7Fleure, H.J. "Archaeology and Folk Tradition." Proceedings of the British Academy 17 (1931): 380.
The author asserts that "the Spanish-Irish connection is indisputable."
According to Gerard Murphy, "'In the seventh, eighth and following centuries, Irish men of learning constructed a history of Ireland on the model of biblical history and the history of Greece and Rome. Having little to guide them except stories, and a number of genealogies which traced the origin of important families to pagan gods, they altered these traditions, producing what John MacNeill used to call 'Irish synthetic history; an account of Irish origins going back to the time of Adam. In this synthetic history a place was ultimately found for Fionn, and, at least from the eleventh century, Irish men of learning were unanimous in holding that Fionn mac Cumhaill was captain of King Cormac's professional soldiery in the early third century of the Christian era." (Murphy, Gerard.
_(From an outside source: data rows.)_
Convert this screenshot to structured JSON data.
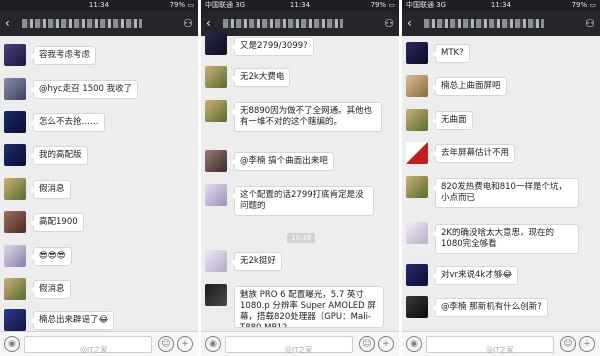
{
  "status": [
    {
      "carrier": "",
      "time": "11:34",
      "battery": "79%"
    },
    {
      "carrier": "中国联通 3G",
      "time": "11:34",
      "battery": "79%"
    },
    {
      "carrier": "中国联通 3G",
      "time": "11:34",
      "battery": "79%"
    }
  ],
  "panels": [
    {
      "messages": [
        {
          "text": "容我考虑考虑"
        },
        {
          "text": "@hyc走召 1500 我收了"
        },
        {
          "text": "怎么不去抢……"
        },
        {
          "text": "我的高配版"
        },
        {
          "text": "假消息"
        },
        {
          "text": "高配1900"
        },
        {
          "text": "😎😎😎"
        },
        {
          "text": "假消息"
        },
        {
          "text": "楠总出来辟谣了😂"
        }
      ]
    },
    {
      "messages": [
        {
          "text": "又是2799/3099?"
        },
        {
          "text": "无2k大费电"
        },
        {
          "text": "无8890因为做不了全网通。其他也有一堆不对的这个瞎编的。"
        },
        {
          "text": "@李楠 搞个曲面出来吧"
        },
        {
          "text": "这个配置的话2799打底肯定是没问题的"
        },
        {
          "text": "无2k挺好"
        },
        {
          "text": "魅族 PRO 6 配置曝光，5.7 英寸 1080.p 分辨率 Super AMOLED 屏幕，搭载820处理器（GPU：Mali-T880 MP12"
        }
      ],
      "timestamp": "10:38"
    },
    {
      "messages": [
        {
          "text": "MTK?"
        },
        {
          "text": "楠总上曲面屏吧"
        },
        {
          "text": "无曲面"
        },
        {
          "text": "去年屏幕估计不用"
        },
        {
          "text": "820发热费电和810一样是个坑，小点而已"
        },
        {
          "text": "2K的确没啥太大意思，现在的1080完全够看"
        },
        {
          "text": "对vr来说4k才够😂"
        },
        {
          "text": "@李楠 那新机有什么创新?"
        }
      ]
    }
  ],
  "icons": {
    "back": "chevron-left-icon",
    "group": "group-icon",
    "voice": "voice-icon",
    "emoji": "emoji-icon",
    "plus": "plus-icon"
  },
  "watermark": "@IT之家"
}
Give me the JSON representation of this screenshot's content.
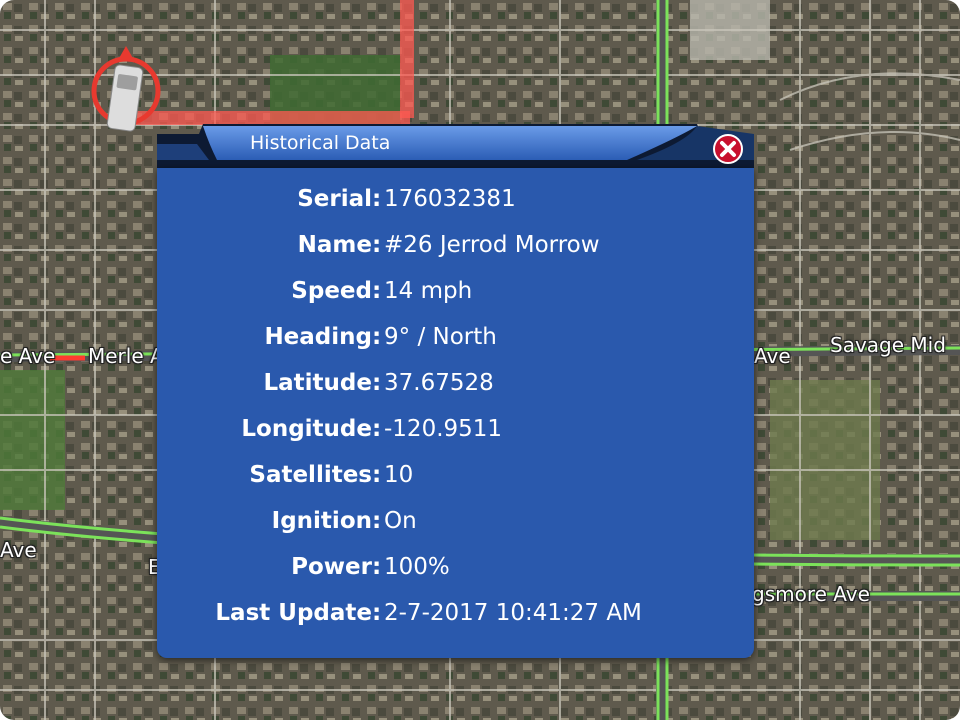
{
  "dialog": {
    "title": "Historical Data",
    "rows": [
      {
        "label": "Serial",
        "value": "176032381"
      },
      {
        "label": "Name",
        "value": "#26 Jerrod Morrow"
      },
      {
        "label": "Speed",
        "value": "14 mph"
      },
      {
        "label": "Heading",
        "value": "9° / North"
      },
      {
        "label": "Latitude",
        "value": "37.67528"
      },
      {
        "label": "Longitude",
        "value": "-120.9511"
      },
      {
        "label": "Satellites",
        "value": "10"
      },
      {
        "label": "Ignition",
        "value": "On"
      },
      {
        "label": "Power",
        "value": "100%"
      },
      {
        "label": "Last Update",
        "value": "2-7-2017 10:41:27 AM"
      }
    ]
  },
  "map": {
    "labels": {
      "merle_left": "e Ave",
      "merle_right": "Merle A",
      "savage_ave": "Ave",
      "savage_mid": "Savage Mid",
      "left_ave": "Ave",
      "left_b": "E",
      "kingsmore": "gsmore Ave"
    }
  },
  "colors": {
    "dialog_body": "#2a59ad",
    "header_dark": "#0d1a33",
    "header_light": "#4a7fd4",
    "close_red": "#c8102e",
    "route_red": "#ff5a52",
    "road_green": "#7ce25a",
    "vehicle_marker": "#e8392f"
  }
}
The Ossianic Lore and Romantic Tales of Medieval Ireland. Dublin: At the Three Candles, 1961. 7.)